This is the final, official tile for the Tints on Tan, beach series. These tiles, combining colored pencil and tangling have been so much fun to do. Technically, these would be considered ZIAs (Zentangle Inspired Art) rather than standard Zentangles. However, if you like this type of thing, they can be just as “zen” and relaxing to do. I particularly like the subject matter because the ocean reminds of of summer and vacations, happy times and warm weather.

This is the third tile in the Tints on Tan series. I think this one is my favorite. I love the color combination and Printemps is one of my favorite tangles. Zentangle drawn on Kraft Stonehenge paper from Legion, using a white gel pen and a brown, Micron pen. Color is from colored pencils. Tangles: Printemps

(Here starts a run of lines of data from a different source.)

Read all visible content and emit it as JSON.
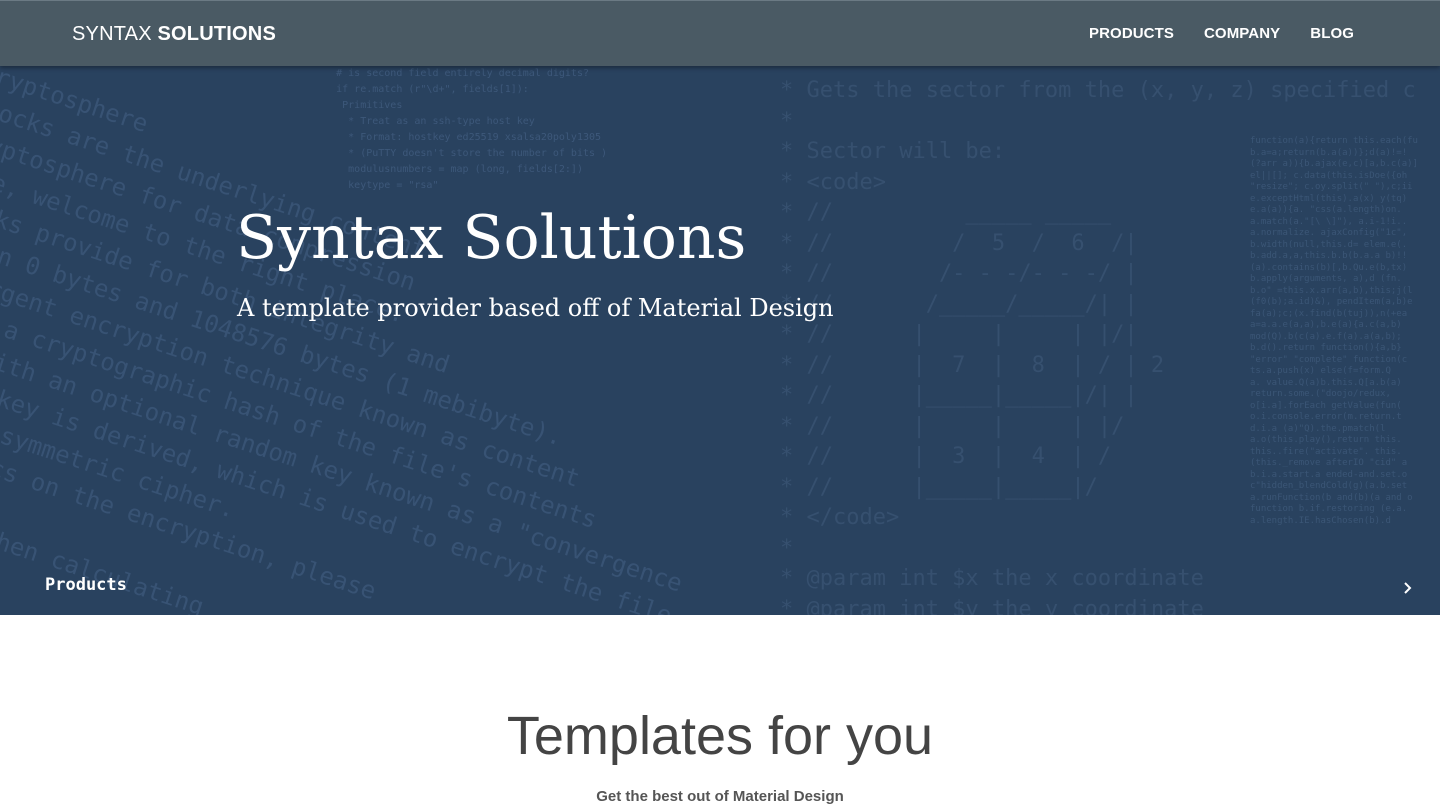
{
  "header": {
    "brand_light": "SYNTAX",
    "brand_bold": "SOLUTIONS",
    "nav": [
      {
        "label": "PRODUCTS"
      },
      {
        "label": "COMPANY"
      },
      {
        "label": "BLOG"
      }
    ]
  },
  "hero": {
    "title": "Syntax Solutions",
    "subtitle": "A template provider based off of Material Design",
    "link_label": "Products",
    "next_icon": "chevron-right-icon"
  },
  "section": {
    "title": "Templates for you",
    "subtitle": "Get the best out of Material Design"
  },
  "colors": {
    "appbar": "#4a5a64",
    "hero_bg": "#29425f",
    "section_text": "#444444"
  }
}
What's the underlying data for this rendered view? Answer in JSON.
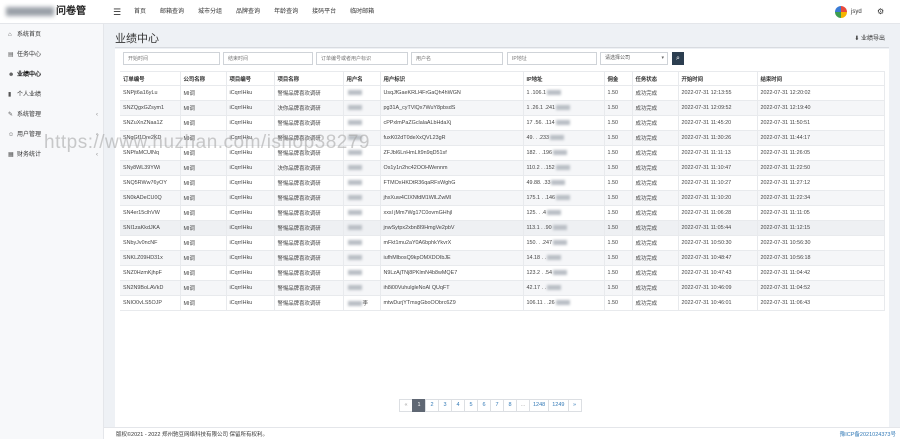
{
  "app": {
    "title": "问卷管"
  },
  "topnav": {
    "items": [
      "首页",
      "邮箱查询",
      "城市分组",
      "品牌查询",
      "年龄查询",
      "接码平台",
      "临时邮箱"
    ]
  },
  "user": {
    "name": "jsyd"
  },
  "sidebar": {
    "items": [
      {
        "label": "系统首页",
        "icon": "home-icon"
      },
      {
        "label": "任务中心",
        "icon": "task-icon"
      },
      {
        "label": "业绩中心",
        "icon": "user-icon",
        "active": true
      },
      {
        "label": "个人业绩",
        "icon": "chart-icon"
      },
      {
        "label": "系统管理",
        "icon": "wrench-icon",
        "arrow": "‹"
      },
      {
        "label": "用户管理",
        "icon": "users-icon",
        "arrow": "‹"
      },
      {
        "label": "财务统计",
        "icon": "finance-icon",
        "arrow": "‹"
      }
    ]
  },
  "page": {
    "title": "业绩中心",
    "export_label": "业绩导出"
  },
  "filters": {
    "start_placeholder": "开始时间",
    "end_placeholder": "结束时间",
    "order_placeholder": "订单编号或者用户标识",
    "user_placeholder": "用户名",
    "ip_placeholder": "IP地址",
    "company_value": "请选择公司"
  },
  "table": {
    "columns": [
      "订单编号",
      "公司名称",
      "项目编号",
      "项目名称",
      "用户名",
      "用户标识",
      "IP地址",
      "佣金",
      "任务状态",
      "开始时间",
      "结束时间"
    ],
    "rows": [
      [
        "SNPjt6a16yLu",
        "MI调",
        "iCqrrIHku",
        "警惕品牌喜欢调研",
        "",
        "UsqJfGaeKRLl4FrGaQh4hWGN",
        "1  .106.1",
        "1.50",
        "成功完成",
        "2022-07-31 12:13:55",
        "2022-07-31 12:20:02"
      ],
      [
        "SNZQgxGZsym1",
        "MI调",
        "iCqrrIHku",
        "决你品牌喜欢调研",
        "",
        "pg31A_cyTVlQx7WuY8pbsdS",
        "1  .26.1  .241",
        "1.50",
        "成功完成",
        "2022-07-31 12:09:52",
        "2022-07-31 12:19:40"
      ],
      [
        "SNZuXnZNaa1Z",
        "MI调",
        "iCqrrIHku",
        "警惕品牌喜欢调研",
        "",
        "cPPxlmPaZGclalaALbHdaXj",
        "17  .56.  .114",
        "1.50",
        "成功完成",
        "2022-07-31 11:45:20",
        "2022-07-31 11:50:51"
      ],
      [
        "SNqGf1Dre2KD",
        "MI调",
        "iCqrrIHku",
        "警惕品牌喜欢调研",
        "",
        "fuxK02dT0deXxQVL23gR",
        "49.  .  .233",
        "1.50",
        "成功完成",
        "2022-07-31 11:30:26",
        "2022-07-31 11:44:17"
      ],
      [
        "SNPfaMCUlNq",
        "MI调",
        "iCqrrIHku",
        "警惕品牌喜欢调研",
        "",
        "ZFJbI6LnHmLIt9n9qD51sf",
        "182.  .  .196",
        "1.50",
        "成功完成",
        "2022-07-31 11:11:13",
        "2022-07-31 11:26:05"
      ],
      [
        "SNy8WL39YWi",
        "MI调",
        "iCqrrIHku",
        "决你品牌喜欢调研",
        "",
        "Os1y1n2hc42OOHWennm",
        "110.2  .  .152",
        "1.50",
        "成功完成",
        "2022-07-31 11:10:47",
        "2022-07-31 11:22:50"
      ],
      [
        "SNQ5RWw76yOY",
        "MI调",
        "iCqrrIHku",
        "警惕品牌喜欢调研",
        "",
        "FTMOxHKDtR36qaRFsWghG",
        "49.88.  .33",
        "1.50",
        "成功完成",
        "2022-07-31 11:10:27",
        "2022-07-31 11:27:12"
      ],
      [
        "SN0kADeCU0Q",
        "MI调",
        "iCqrrIHku",
        "警惕品牌喜欢调研",
        "",
        "jhxXuw4CIXNfdM1WlLZwMl",
        "175.1  .  .146",
        "1.50",
        "成功完成",
        "2022-07-31 11:10:20",
        "2022-07-31 11:22:34"
      ],
      [
        "SN4er15clhVW",
        "MI调",
        "iCqrrIHku",
        "警惕品牌喜欢调研",
        "",
        "xxsl jMm7Wg17C0ovmGHhjl",
        "125.  .  .4",
        "1.50",
        "成功完成",
        "2022-07-31 11:06:28",
        "2022-07-31 11:11:05"
      ],
      [
        "SNI1zaKkdJKA",
        "MI调",
        "iCqrrIHku",
        "警惕品牌喜欢调研",
        "",
        "jnwSytpx2xbn8I9HmgVe2pbV",
        "113.1  .  .90",
        "1.50",
        "成功完成",
        "2022-07-31 11:05:44",
        "2022-07-31 11:12:15"
      ],
      [
        "SNbyJv0ncNF",
        "MI调",
        "iCqrrIHku",
        "警惕品牌喜欢调研",
        "",
        "mFkt1mu2aY0A6bphkYkvrX",
        "150.  .  .247",
        "1.50",
        "成功完成",
        "2022-07-31 10:50:30",
        "2022-07-31 10:56:30"
      ],
      [
        "SNKLZ09HD31x",
        "MI调",
        "iCqrrIHku",
        "警惕品牌喜欢调研",
        "",
        "iufhMlbosQ9kpOMXDOIbJE",
        "14.18  .  .",
        "1.50",
        "成功完成",
        "2022-07-31 10:48:47",
        "2022-07-31 10:56:18"
      ],
      [
        "SNZ0HzmKjhpF",
        "MI调",
        "iCqrrIHku",
        "警惕品牌喜欢调研",
        "",
        "N9LzAjTNj8PKlmN4b8wMQE7",
        "123.2  .  .54",
        "1.50",
        "成功完成",
        "2022-07-31 10:47:43",
        "2022-07-31 11:04:42"
      ],
      [
        "SN2N9BoLAVkD",
        "MI调",
        "iCqrrIHku",
        "警惕品牌喜欢调研",
        "",
        "ih8i00VuhulgleNoAl QUqFT",
        "42.17  .  .",
        "1.50",
        "成功完成",
        "2022-07-31 10:46:09",
        "2022-07-31 11:04:52"
      ],
      [
        "SNIO0vLS5OJP",
        "MI调",
        "iCqrrIHku",
        "警惕品牌喜欢调研",
        "李",
        "mtwDurjYTmsgGboOObrc6Z9",
        "106.11  .  .26",
        "1.50",
        "成功完成",
        "2022-07-31 10:46:01",
        "2022-07-31 11:06:43"
      ]
    ]
  },
  "pagination": {
    "items": [
      "«",
      "1",
      "2",
      "3",
      "4",
      "5",
      "6",
      "7",
      "8",
      "...",
      "1248",
      "1249",
      "»"
    ],
    "active": "1"
  },
  "footer": {
    "copyright": "版权©2021 - 2022 郑州驰豆网络科技有限公司 保留所有权利。",
    "icp": "豫ICP备2021024373号"
  },
  "watermark": "https://www.huzhan.com/ishop38279"
}
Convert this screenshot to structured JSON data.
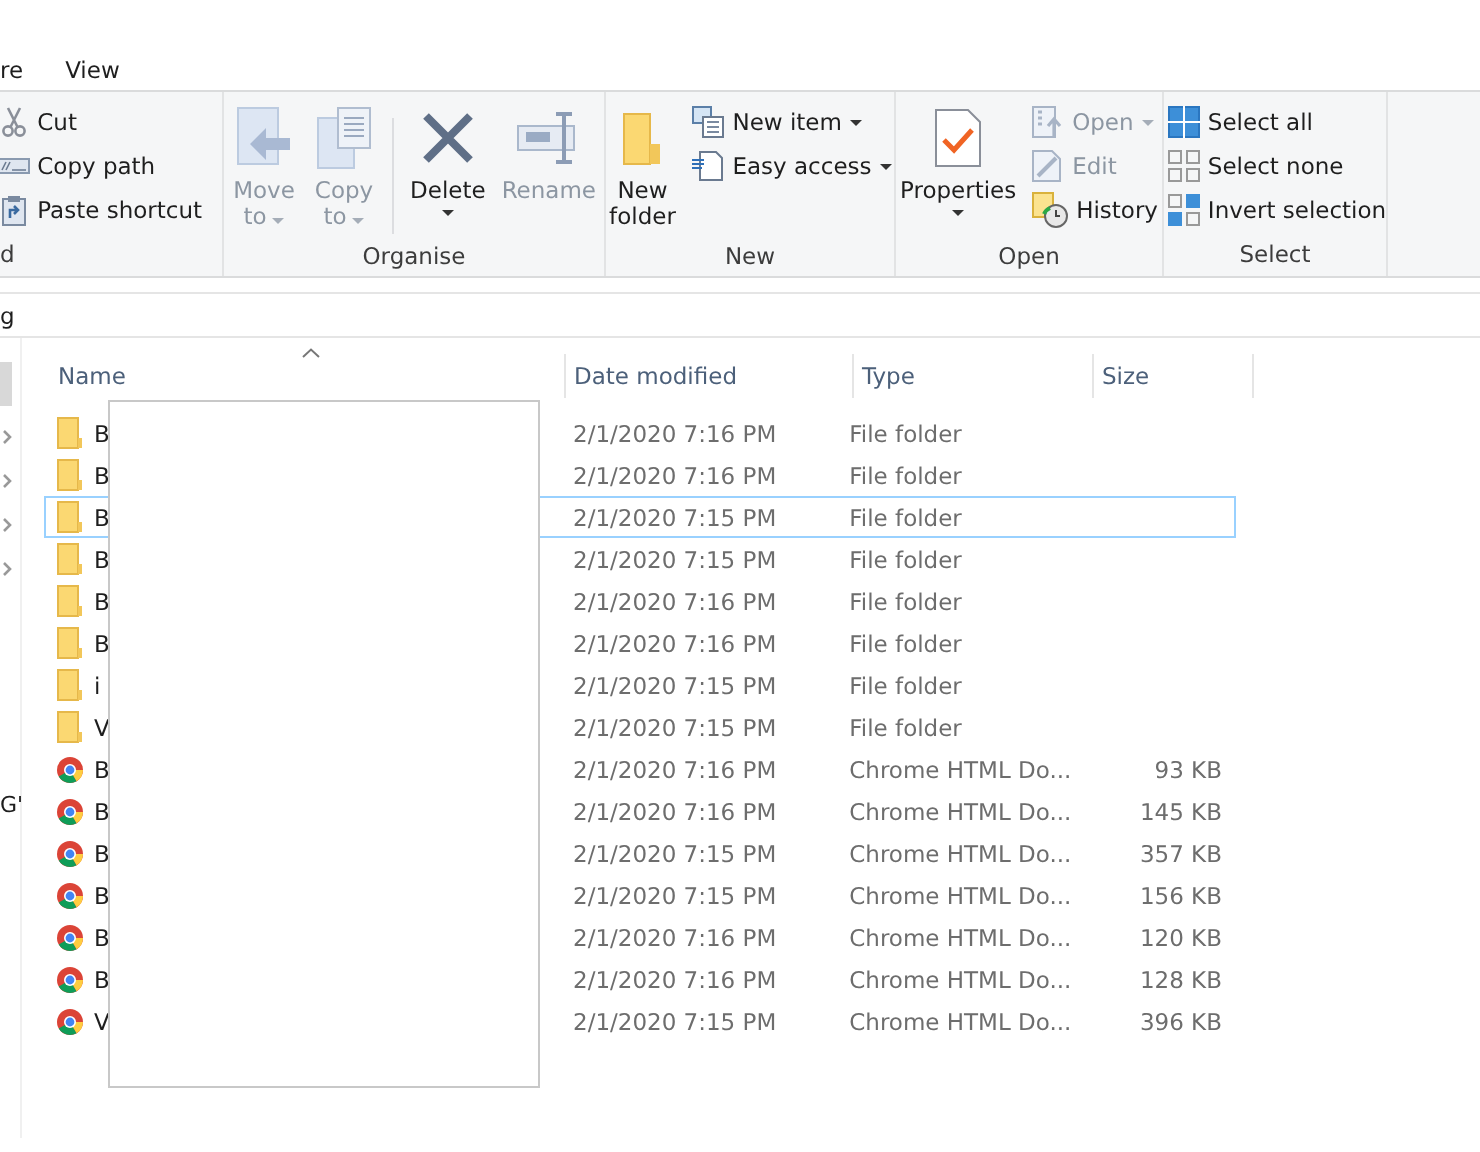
{
  "tabs": [
    {
      "label": "re",
      "selected": false
    },
    {
      "label": "View",
      "selected": false
    }
  ],
  "ribbon": {
    "groups": [
      {
        "label": "d",
        "items": [
          {
            "kind": "small",
            "label": "Cut",
            "disabled": false,
            "dropdown": false
          },
          {
            "kind": "small",
            "label": "Copy path",
            "disabled": false,
            "dropdown": false
          },
          {
            "kind": "small",
            "label": "Paste shortcut",
            "disabled": false,
            "dropdown": false
          }
        ]
      },
      {
        "label": "Organise",
        "items": [
          {
            "kind": "large",
            "lines": [
              "Move",
              "to"
            ],
            "disabled": true,
            "dropdown": true
          },
          {
            "kind": "large",
            "lines": [
              "Copy",
              "to"
            ],
            "disabled": true,
            "dropdown": true
          },
          {
            "kind": "separator"
          },
          {
            "kind": "large",
            "lines": [
              "Delete"
            ],
            "disabled": false,
            "dropdown": true
          },
          {
            "kind": "large",
            "lines": [
              "Rename"
            ],
            "disabled": true,
            "dropdown": false
          }
        ]
      },
      {
        "label": "New",
        "items": [
          {
            "kind": "large",
            "lines": [
              "New",
              "folder"
            ],
            "disabled": false,
            "dropdown": false
          },
          {
            "kind": "small",
            "label": "New item",
            "disabled": false,
            "dropdown": true
          },
          {
            "kind": "small",
            "label": "Easy access",
            "disabled": false,
            "dropdown": true
          }
        ]
      },
      {
        "label": "Open",
        "items": [
          {
            "kind": "large",
            "lines": [
              "Properties"
            ],
            "disabled": false,
            "dropdown": true
          },
          {
            "kind": "small",
            "label": "Open",
            "disabled": true,
            "dropdown": true
          },
          {
            "kind": "small",
            "label": "Edit",
            "disabled": true,
            "dropdown": false
          },
          {
            "kind": "small",
            "label": "History",
            "disabled": false,
            "dropdown": false
          }
        ]
      },
      {
        "label": "Select",
        "items": [
          {
            "kind": "small",
            "label": "Select all",
            "disabled": false,
            "dropdown": false
          },
          {
            "kind": "small",
            "label": "Select none",
            "disabled": false,
            "dropdown": false
          },
          {
            "kind": "small",
            "label": "Invert selection",
            "disabled": false,
            "dropdown": false
          }
        ]
      }
    ]
  },
  "address": "g",
  "nav": {
    "label": "G'"
  },
  "table": {
    "columns": [
      "Name",
      "Date modified",
      "Type",
      "Size"
    ],
    "rows": [
      {
        "kind": "folder",
        "name": "B",
        "date": "2/1/2020 7:16 PM",
        "type": "File folder",
        "focused": false
      },
      {
        "kind": "folder",
        "name": "B",
        "date": "2/1/2020 7:16 PM",
        "type": "File folder",
        "focused": false
      },
      {
        "kind": "folder",
        "name": "B",
        "date": "2/1/2020 7:15 PM",
        "type": "File folder",
        "focused": true
      },
      {
        "kind": "folder",
        "name": "B",
        "date": "2/1/2020 7:15 PM",
        "type": "File folder",
        "focused": false
      },
      {
        "kind": "folder",
        "name": "B",
        "date": "2/1/2020 7:16 PM",
        "type": "File folder",
        "focused": false
      },
      {
        "kind": "folder",
        "name": "B",
        "date": "2/1/2020 7:16 PM",
        "type": "File folder",
        "focused": false
      },
      {
        "kind": "folder",
        "name": "i",
        "date": "2/1/2020 7:15 PM",
        "type": "File folder",
        "focused": false
      },
      {
        "kind": "folder",
        "name": "V",
        "date": "2/1/2020 7:15 PM",
        "type": "File folder",
        "focused": false
      },
      {
        "kind": "document",
        "name": "B",
        "date": "2/1/2020 7:16 PM",
        "type": "Chrome HTML Do...",
        "size": "93 KB",
        "focused": false
      },
      {
        "kind": "document",
        "name": "B",
        "date": "2/1/2020 7:16 PM",
        "type": "Chrome HTML Do...",
        "size": "145 KB",
        "focused": false
      },
      {
        "kind": "document",
        "name": "B",
        "date": "2/1/2020 7:15 PM",
        "type": "Chrome HTML Do...",
        "size": "357 KB",
        "focused": false
      },
      {
        "kind": "document",
        "name": "B",
        "date": "2/1/2020 7:15 PM",
        "type": "Chrome HTML Do...",
        "size": "156 KB",
        "focused": false
      },
      {
        "kind": "document",
        "name": "B",
        "date": "2/1/2020 7:16 PM",
        "type": "Chrome HTML Do...",
        "size": "120 KB",
        "focused": false
      },
      {
        "kind": "document",
        "name": "B",
        "date": "2/1/2020 7:16 PM",
        "type": "Chrome HTML Do...",
        "size": "128 KB",
        "focused": false
      },
      {
        "kind": "document",
        "name": "V",
        "date": "2/1/2020 7:15 PM",
        "type": "Chrome HTML Do...",
        "size": "396 KB",
        "focused": false
      }
    ]
  }
}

This is my second tile in the Tints on Tan series. I liked doing the starfish. It wasn’t too compilcated, and this time, I planned better and the water is going over the the ends of the arms! Zentangle drawn on Kraft Stonehenge paper from Legion, using a black and brown, Micron pens. Color is from colored pencils. Tangles: Flux Printemps Tipple

Tints on Tan is a set of classes created by CZTs Marty Deckle and Jenny Peruzzi. It was first presented at CanTangle in July of 2015. Recently, the kit has become available on Etsy, and there is now a Facebook group for this style of tangling. I decided to do each shape from the beach set on it’s own tile, along with the full grouping. This is my first tile, the sea shell.

Palette. Her basket was full of magical designs just waiting to be added to a frock or a cushion. Some plain, some fancy, some simple, some complex, woven together they created a magical mixture for the customers to choose from. The basic string for this Zentangle came from the “Tangler’s Palette” stencils from Acadia Laser Creations on Etsy. I wanted this set of stencils as soon as I saw them.

This is my first tile from the Delft Delights kit. I purchased my kit from AcadiaLaserCreations on Etsy. It was designed by Marguerite Samama, a CZT® from the Netherlands. In addition to the instructions, the kit includes two Zendala-sized and one standard-sized Official Zentangle tiles. It does not include any pens or pencils, but a list is provided. I did not have the exact products listed, so I found the closest things I had in my supplies and used those.

For my final Crazy Huggins sampler, I cut a large, apprentice-sized tile from a new paper I got recently. I filled the tile with Crazy Huggins shapes, then filled each element with another tangle. Somewhere along the line, the design developed a mind of its own, and decided not to be symmetrical anymore. But, honestly, I think that just made it “interesting!” This tile took quite a while to complete.

If you saw my New Year’s post, then you know that I have challenged myself to work on black tiles more frequently this year. I want to develop techniques and find the materials that work for me. For that reason, for every challenge or lesson from Eni or any other artist, I am making a black tile for the theme as well as a normal one. To that end, this is my black tile from Eni’s Zentangle Basics lesson.

The newest Art Club video from Eni Oken’s Art Club is a lesson on Zentangle Basics. Almost everyone, when they take their first Zentangle lesson from a CZT, creates a basic tile, using certain tangles that illustrate what Zentangle is all about. Eni’s video is no different, (after all, she IS a Certified Zentangle Teacher!) This is the tile I created while watching the video. I’ve been tangling now for many years.

This tile is a direct result of following the instructions on the blog post for the First Day of the 12 Days of Zentangle over at zentangle.com. The purpose of this exercise was to draw each of the tangles that are used to teach a brand new person how to tangle. The most common tangles used for a beginner’s tile are Crescent Moon and Hollibaugh and they are often followed by Florz (or Bales) and Printemps.

From the Zentangle Primer: Lesson 3, page 55, Exercise #9. We are instructed to let our tangles extend beyond the border. In my tile, above, I decided to extend Braze all the way to the very edge of the tile. It looks as if it was dropped onto the drawing. I made the border very definite by turning it into a tangled frame all around the center of the tile.